On my last night in Chiang Mai, I wanted a picture with the hotel waiter, Sum Chai, a man we had grown close to over the course of three weeks. Though he didn’t speak much English, we learned his name, traded whiskey and cigarettes and learned about his family. We always asked him to sit down at our table, but he graciously bowed and always brought back the change that we intended for his tip. He finally began to understand when we shout, “We LOVE YOU Sum Chai!” He would laugh and shake his head, turning away, bashfully.

I have spent more time with this man than my own family in the past six months and I will probably always remember him, so I didn’t think it inappropriate to ask for his picture. I stand next to him, posing in a clichéd arm-around-the-shoulder-because-we’re-so-close-way, looking awkwardly large next to his feeble frame. The flash goes off. He stands still for a second, and then runs to the other side of the camera lens quickly, wanting to see the results in the window. When I look at the photo later, his posture is stiff, his eyes look empty and cold. He is not smiling. I feel bad, like maybe I scared him.

Later I showed the picture to a friend who has been living in Thailand for 5 years. His only response was: “Well, what was he supposed to do? How many pictures do you think he has had taken? Do you think he even owns a camera? Do you think he has a bunch of photos lying around the house of him posing with his own family?”

I instantly feel silly, withdrawn, and a bit naïve for trying to capture this brief encounter in a way, I now see as presumptuous and possibly insensitive. Similarly, I am sickened, while I watch the others from the boat to Laos, hover and snap digital photos of a woman and her children as they are begging for food: moments to remember, and then tuck into the files of our desktops we will label, “Thailand” or “Laos, January 2011.”

I was sitting with a kid from Burma while at a bar in Northern Thailand and he told me about being a refugee. He had seen his own parents slaughtered, then, he and his sister escaped, following the mass exodus, running until they reached a refugee camp. After living years on the border of Thailand, he was finally able to gain refugee status and immigrate to the United States. Now he is in college in Tucson and lives less than two blocks from my old apartment near the U of A. We laugh at the coincidence, though I am still shaken by the warfare story, one that he revealed so casually and seemed so far off from anything close to my own quaint, suburban childhood.

It was New Year’s Eve and he was in Thailand to visit and find some old family and friends. We both sat at the same bar and shared a large bottle of Chang. After the count down, and the clock struck midnight, we all raised our glasses and cheered.

In Thainglish (Thai-English) there is a ubiquitous expression “same same, but different” which basically translates into, “same thing, but different in some ways.” You will often hear this shortened into, “same same.”

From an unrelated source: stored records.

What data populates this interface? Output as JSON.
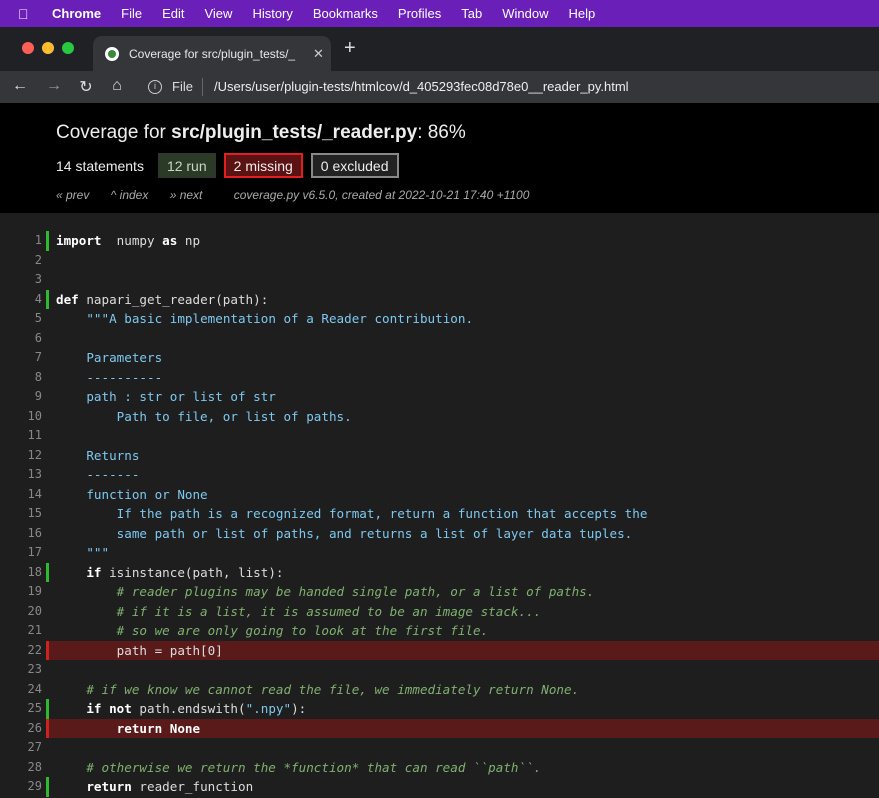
{
  "menubar": {
    "items": [
      "Chrome",
      "File",
      "Edit",
      "View",
      "History",
      "Bookmarks",
      "Profiles",
      "Tab",
      "Window",
      "Help"
    ]
  },
  "tab": {
    "title": "Coverage for src/plugin_tests/_"
  },
  "address": {
    "scheme_label": "File",
    "url": "/Users/user/plugin-tests/htmlcov/d_405293fec08d78e0__reader_py.html"
  },
  "coverage": {
    "title_prefix": "Coverage for ",
    "file": "src/plugin_tests/_reader.py",
    "percent": ": 86%",
    "statements": "14 statements",
    "run": "12 run",
    "missing": "2 missing",
    "excluded": "0 excluded",
    "prev": "« prev",
    "index": "^ index",
    "next": "» next",
    "created": "coverage.py v6.5.0, created at 2022-10-21 17:40 +1100"
  },
  "lines": [
    {
      "n": "1",
      "status": "run",
      "tokens": [
        [
          "kw",
          "import"
        ],
        [
          "",
          "  numpy "
        ],
        [
          "kw",
          "as"
        ],
        [
          "",
          " np"
        ]
      ]
    },
    {
      "n": "2",
      "status": "",
      "tokens": []
    },
    {
      "n": "3",
      "status": "",
      "tokens": []
    },
    {
      "n": "4",
      "status": "run",
      "tokens": [
        [
          "kw",
          "def"
        ],
        [
          "",
          " napari_get_reader(path):"
        ]
      ]
    },
    {
      "n": "5",
      "status": "",
      "tokens": [
        [
          "",
          "    "
        ],
        [
          "str",
          "\"\"\"A basic implementation of a Reader contribution."
        ]
      ]
    },
    {
      "n": "6",
      "status": "",
      "tokens": []
    },
    {
      "n": "7",
      "status": "",
      "tokens": [
        [
          "str",
          "    Parameters"
        ]
      ]
    },
    {
      "n": "8",
      "status": "",
      "tokens": [
        [
          "str",
          "    ----------"
        ]
      ]
    },
    {
      "n": "9",
      "status": "",
      "tokens": [
        [
          "str",
          "    path : str or list of str"
        ]
      ]
    },
    {
      "n": "10",
      "status": "",
      "tokens": [
        [
          "str",
          "        Path to file, or list of paths."
        ]
      ]
    },
    {
      "n": "11",
      "status": "",
      "tokens": []
    },
    {
      "n": "12",
      "status": "",
      "tokens": [
        [
          "str",
          "    Returns"
        ]
      ]
    },
    {
      "n": "13",
      "status": "",
      "tokens": [
        [
          "str",
          "    -------"
        ]
      ]
    },
    {
      "n": "14",
      "status": "",
      "tokens": [
        [
          "str",
          "    function or None"
        ]
      ]
    },
    {
      "n": "15",
      "status": "",
      "tokens": [
        [
          "str",
          "        If the path is a recognized format, return a function that accepts the"
        ]
      ]
    },
    {
      "n": "16",
      "status": "",
      "tokens": [
        [
          "str",
          "        same path or list of paths, and returns a list of layer data tuples."
        ]
      ]
    },
    {
      "n": "17",
      "status": "",
      "tokens": [
        [
          "str",
          "    \"\"\""
        ]
      ]
    },
    {
      "n": "18",
      "status": "run",
      "tokens": [
        [
          "",
          "    "
        ],
        [
          "kw",
          "if"
        ],
        [
          "",
          " isinstance(path, list):"
        ]
      ]
    },
    {
      "n": "19",
      "status": "",
      "tokens": [
        [
          "com",
          "        # reader plugins may be handed single path, or a list of paths."
        ]
      ]
    },
    {
      "n": "20",
      "status": "",
      "tokens": [
        [
          "com",
          "        # if it is a list, it is assumed to be an image stack..."
        ]
      ]
    },
    {
      "n": "21",
      "status": "",
      "tokens": [
        [
          "com",
          "        # so we are only going to look at the first file."
        ]
      ]
    },
    {
      "n": "22",
      "status": "mis",
      "tokens": [
        [
          "",
          "        path = path[0]"
        ]
      ]
    },
    {
      "n": "23",
      "status": "",
      "tokens": []
    },
    {
      "n": "24",
      "status": "",
      "tokens": [
        [
          "com",
          "    # if we know we cannot read the file, we immediately return None."
        ]
      ]
    },
    {
      "n": "25",
      "status": "run",
      "tokens": [
        [
          "",
          "    "
        ],
        [
          "kw",
          "if not"
        ],
        [
          "",
          " path.endswith("
        ],
        [
          "str",
          "\".npy\""
        ],
        [
          "",
          "):"
        ]
      ]
    },
    {
      "n": "26",
      "status": "mis",
      "tokens": [
        [
          "",
          "        "
        ],
        [
          "kw",
          "return None"
        ]
      ]
    },
    {
      "n": "27",
      "status": "",
      "tokens": []
    },
    {
      "n": "28",
      "status": "",
      "tokens": [
        [
          "com",
          "    # otherwise we return the *function* that can read ``path``."
        ]
      ]
    },
    {
      "n": "29",
      "status": "run",
      "tokens": [
        [
          "",
          "    "
        ],
        [
          "kw",
          "return"
        ],
        [
          "",
          " reader_function"
        ]
      ]
    }
  ]
}
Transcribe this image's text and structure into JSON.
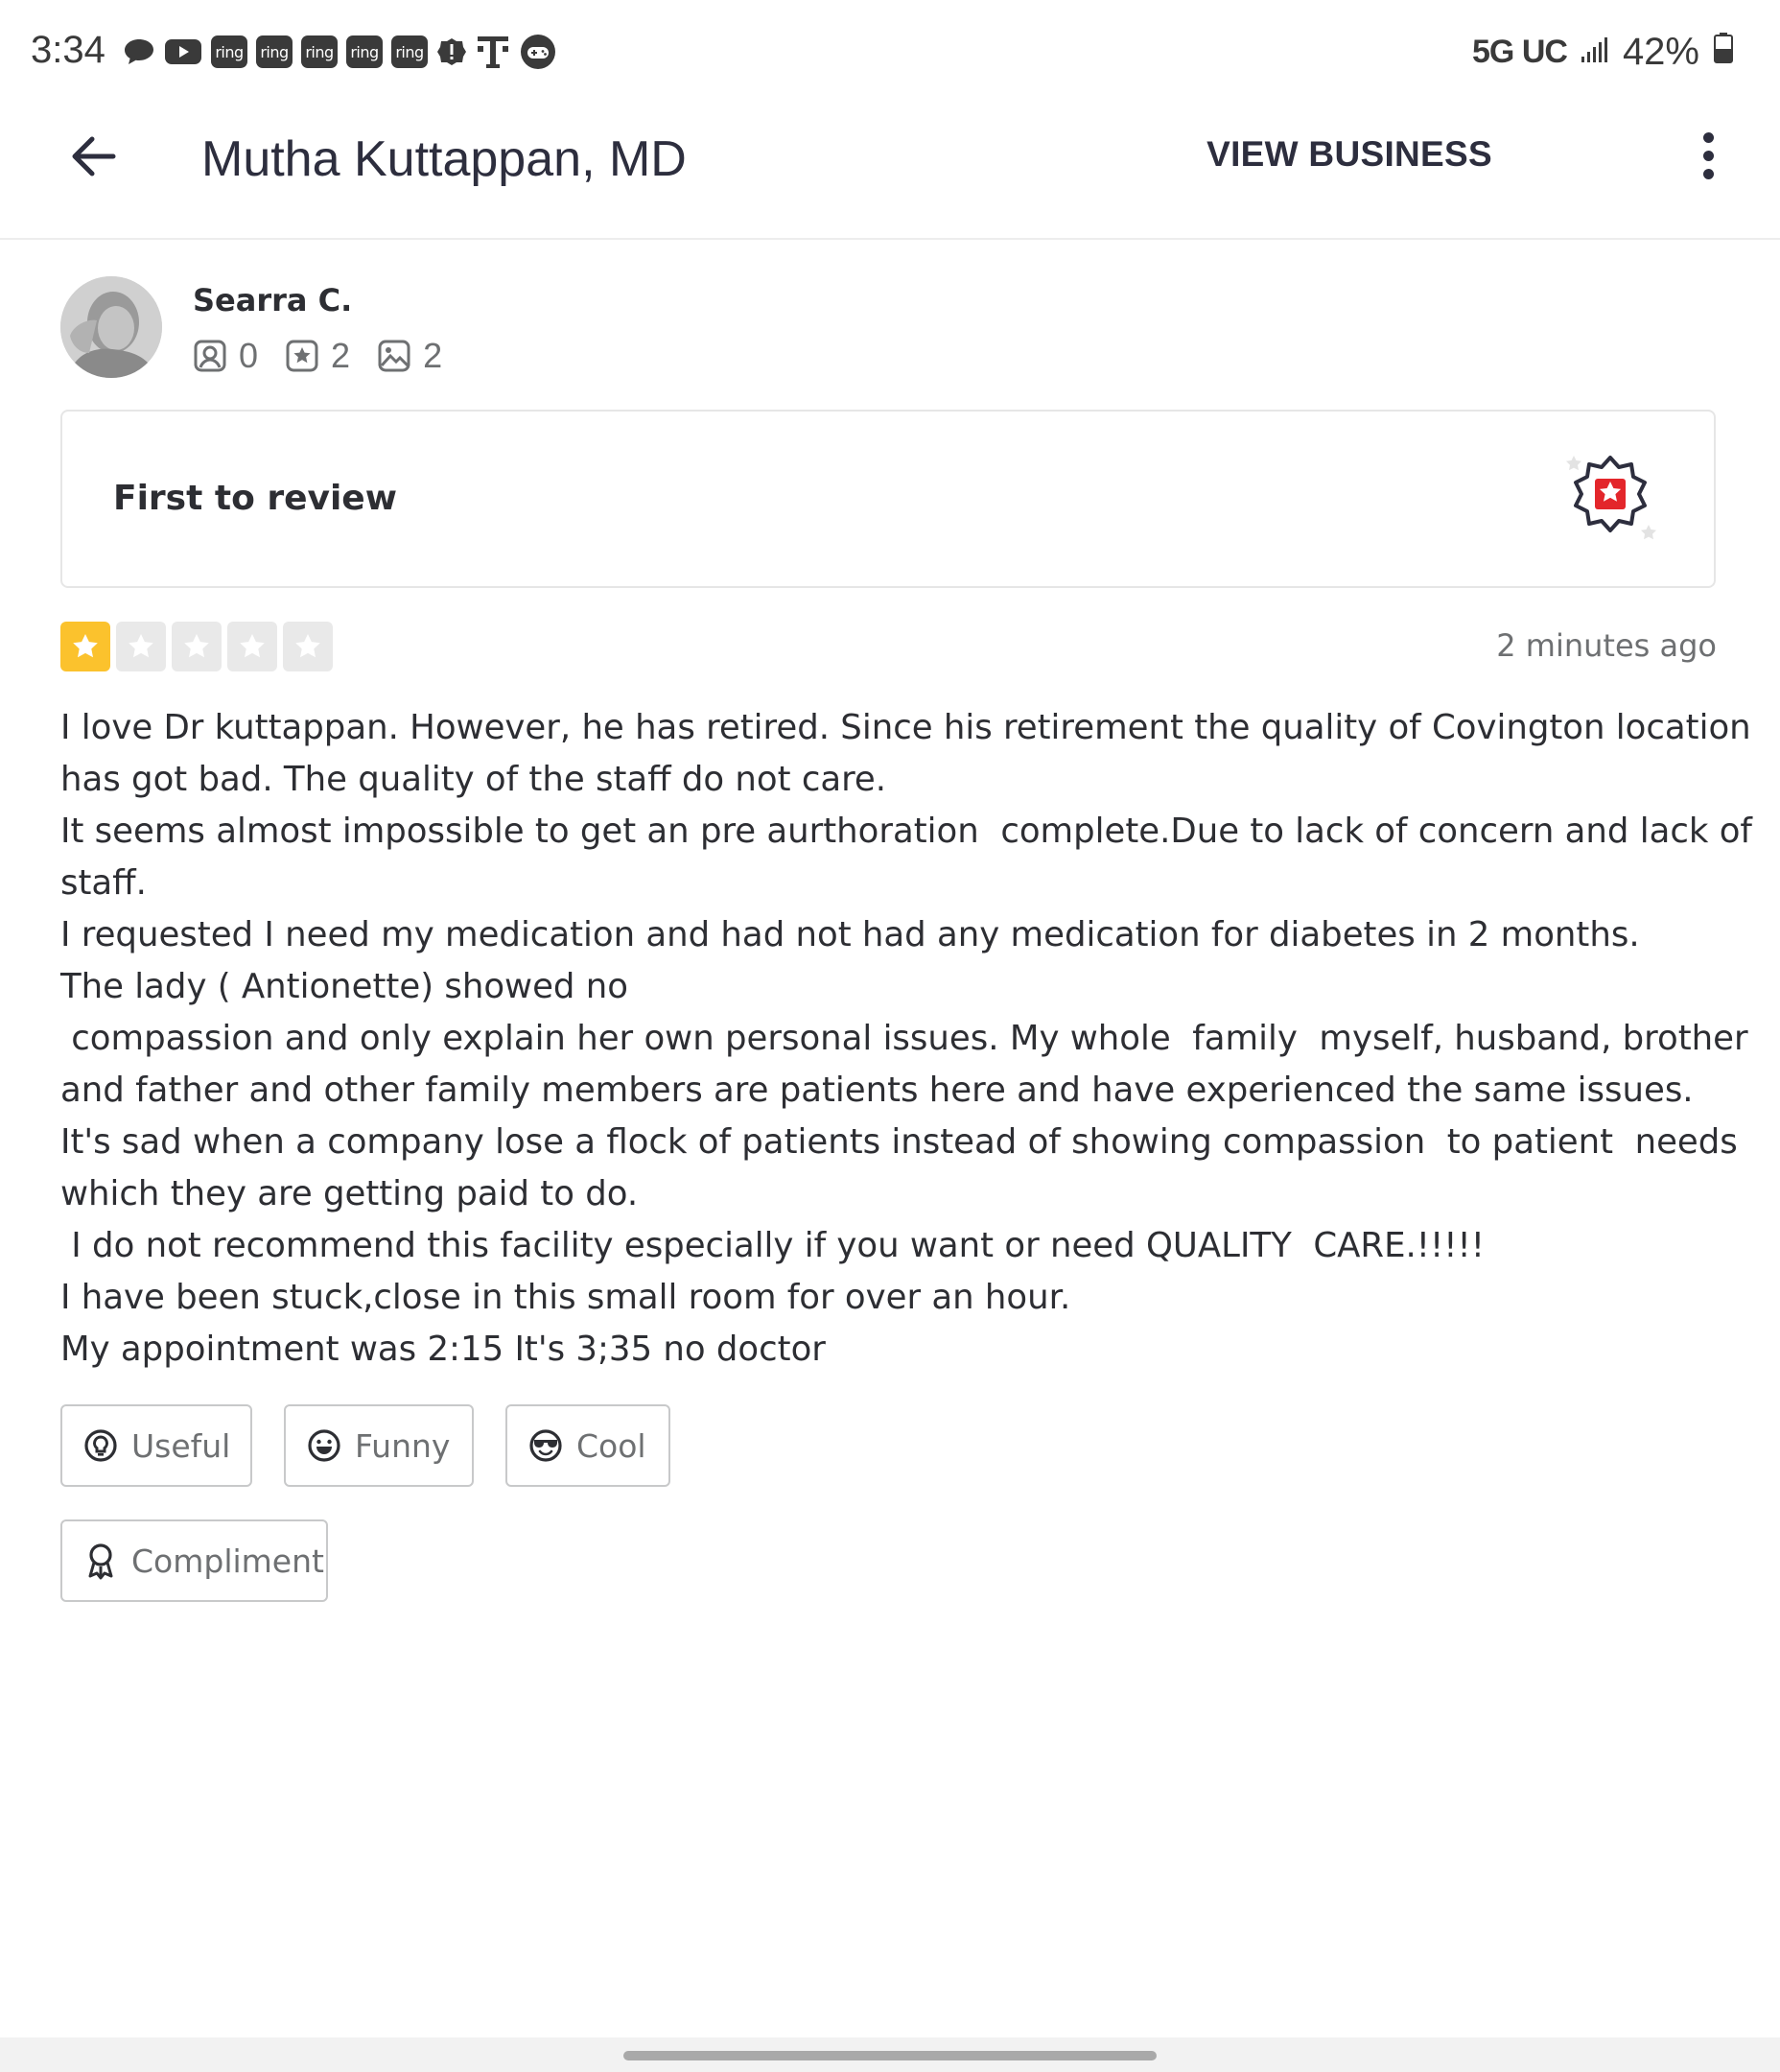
{
  "status_bar": {
    "time": "3:34",
    "ring_label": "ring",
    "network": "5G UC",
    "battery": "42%",
    "icons": [
      "message-icon",
      "youtube-icon",
      "ring-icon",
      "ring-icon",
      "ring-icon",
      "ring-icon",
      "ring-icon",
      "alert-icon",
      "t-mobile-icon",
      "game-icon",
      "signal-icon",
      "battery-icon"
    ]
  },
  "header": {
    "title": "Mutha Kuttappan, MD",
    "view_business_label": "VIEW BUSINESS",
    "back_icon": "arrow-left-icon",
    "more_icon": "more-vertical-icon"
  },
  "reviewer": {
    "name": "Searra C.",
    "friends_count": "0",
    "reviews_count": "2",
    "photos_count": "2"
  },
  "first_review_card": {
    "label": "First to review",
    "badge_icon": "first-to-review-badge-icon"
  },
  "review": {
    "rating": 1,
    "max_rating": 5,
    "timestamp": "2 minutes ago",
    "lines": [
      "I love Dr kuttappan. However, he has retired. Since his retirement the quality of Covington location",
      "has got bad. The quality of the staff do not care.",
      "It seems almost impossible to get an pre aurthoration  complete.Due to lack of concern and lack of",
      "staff.",
      "I requested I need my medication and had not had any medication for diabetes in 2 months.",
      "The lady ( Antionette) showed no",
      " compassion and only explain her own personal issues. My whole  family  myself, husband, brother",
      "and father and other family members are patients here and have experienced the same issues.",
      "It's sad when a company lose a flock of patients instead of showing compassion  to patient  needs",
      "which they are getting paid to do.",
      " I do not recommend this facility especially if you want or need QUALITY  CARE.!!!!!",
      "I have been stuck,close in this small room for over an hour.",
      "My appointment was 2:15 It's 3;35 no doctor"
    ]
  },
  "reactions": {
    "useful_label": "Useful",
    "funny_label": "Funny",
    "cool_label": "Cool",
    "compliment_label": "Compliment"
  },
  "colors": {
    "star_on": "#fbc22d",
    "star_off": "#e9e9e9",
    "badge_red": "#e3262b",
    "text_dark": "#2d2e33",
    "text_muted": "#6e7072"
  }
}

As the minutes pass, the laughter dies down, with blurry vision, I watch this boy, who through his smiles, has seen so much. I think about “same same.” I think about “same same, but different.” Even though we are both in Thailand, at this moment, at this table, same 2011 new year, same hotel patio bar, it is still clear to me, in muted words and passing eyes, there is a difference: I am merely a tourist, and he, is trying to come home.